Rep. Jamie Raskin, who will be leading the second impeachment of Donald Trump, discussed his decision to take on that task while still suffering from the trauma of losing his son who died from suicide on New Year's Eve at the age of 25.
Raskin told CNN's Jake Tapper that he's "not going to lose my son at the end of 2020 and lose my country and my republic in 2021."
The Raskins said Tommy Raskin began experiencing depression in his 20s, something that became "a kind of relentless torture in the brain for him."
The comments on Sunday from Raskin come just days after the House moved to impeach Trump for a second time, this time charging the President with inciting a violent mob that stormed the US Capitol, an offense Raskin described as uniquely dangerous.
"This was the most serious presidential crime in the history of the United States of America. The most dangerous crime by a president ever committed against the United States," he told Tapper.
The congressman also said that House Democrats will transmit the article of impeachment to the Senate "soon," an action that will eventually result in the start of Trump's impeachment trial.
Raskin, who is one of nine House impeachment managers, also addressed his party's decision to pursue a Senate conviction of an outgoing president, arguing Trump must be held accountable for his role inciting the violent mob on January 6.
"I don't think anybody would seriously argue that we should establish a precedent where every president on the way out the door has two weeks or three weeks or four weeks to try to incite an armed insurrection against the union or organize a coup against the union, and if it succeeds, he becomes a dictator, and if it fails, he's not subject to impeachment or conviction because we just want to let bygones be bygones," he said. "I know that (House Speaker Nancy Pelosi) also considers the President a clear and present danger to the republic," Raskin said.

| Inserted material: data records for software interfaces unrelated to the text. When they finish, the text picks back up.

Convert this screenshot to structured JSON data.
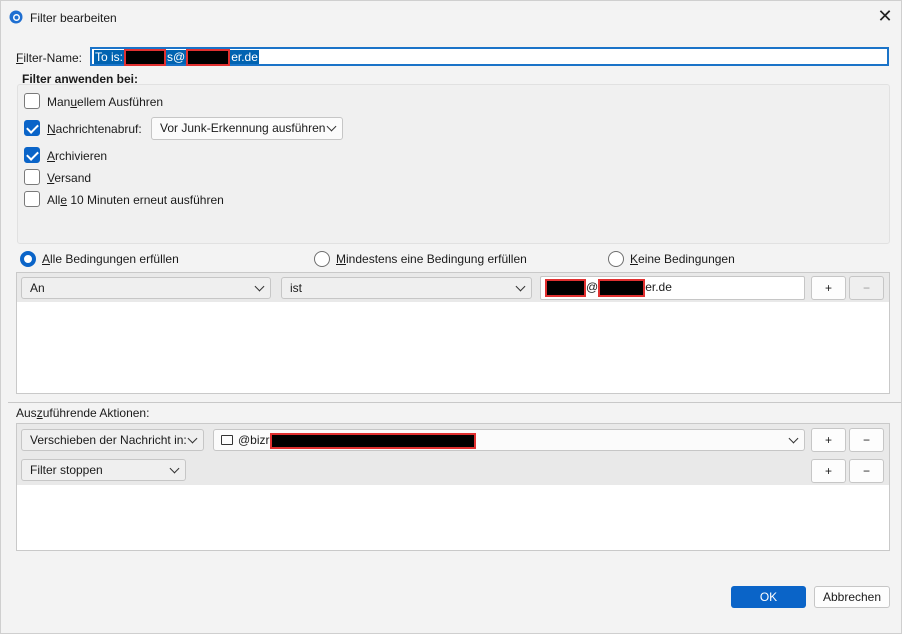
{
  "window": {
    "title": "Filter bearbeiten"
  },
  "filter_name": {
    "label": "Filter-Name:",
    "value_prefix": "To is:",
    "value_mid": "s@",
    "value_suffix": "er.de"
  },
  "apply_group": {
    "title": "Filter anwenden bei:",
    "manual": {
      "label": "Manuellem Ausführen",
      "checked": false
    },
    "fetch": {
      "label": "Nachrichtenabruf:",
      "checked": true,
      "option": "Vor Junk-Erkennung ausführen"
    },
    "archive": {
      "label": "Archivieren",
      "checked": true
    },
    "send": {
      "label": "Versand",
      "checked": false
    },
    "periodic": {
      "label": "Alle 10 Minuten erneut ausführen",
      "checked": false
    }
  },
  "match": {
    "all": "Alle Bedingungen erfüllen",
    "any": "Mindestens eine Bedingung erfüllen",
    "none": "Keine Bedingungen",
    "selected": "all"
  },
  "condition": {
    "field": "An",
    "operator": "ist",
    "value_mid": "@",
    "value_suffix": "er.de",
    "add": "+",
    "remove": "−"
  },
  "actions": {
    "label": "Auszuführende Aktionen:",
    "rows": [
      {
        "action": "Verschieben der Nachricht in:",
        "target_icon": "folder-icon",
        "target_prefix": "@bizr",
        "add": "+",
        "remove": "−"
      },
      {
        "action": "Filter stoppen",
        "add": "+",
        "remove": "−"
      }
    ]
  },
  "footer": {
    "ok": "OK",
    "cancel": "Abbrechen"
  },
  "colors": {
    "accent": "#0a64c8",
    "redaction_border": "#e03030"
  }
}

Trump needs to be held accountable along with his enablers, and their cries for "unity" need to be called out for what they are -- a push to wash all of this under the rug, and as Raskin said, let "bygones be bygones."